# Assignment:
Every line of the data must be copied exactly.

Records from a data collection:

———

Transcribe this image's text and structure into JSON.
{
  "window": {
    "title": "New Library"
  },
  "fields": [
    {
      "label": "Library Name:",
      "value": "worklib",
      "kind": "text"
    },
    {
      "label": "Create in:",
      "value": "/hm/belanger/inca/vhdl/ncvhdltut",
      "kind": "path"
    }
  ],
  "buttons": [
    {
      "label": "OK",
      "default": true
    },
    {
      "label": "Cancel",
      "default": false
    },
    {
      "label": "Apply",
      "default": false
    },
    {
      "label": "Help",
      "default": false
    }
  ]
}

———

# Answer space:
Transcribe this image's text and structure into JSON.
{
  "window": {
    "title": "New Library"
  },
  "fields": [
    {
      "label": "Library Name:",
      "value": "worklib",
      "kind": "text"
    },
    {
      "label": "Create in:",
      "value": "/hm/belanger/inca/vhdl/ncvhdltut",
      "kind": "path"
    }
  ],
  "buttons": [
    {
      "label": "OK",
      "default": true
    },
    {
      "label": "Cancel",
      "default": false
    },
    {
      "label": "Apply",
      "default": false
    },
    {
      "label": "Help",
      "default": false
    }
  ]
}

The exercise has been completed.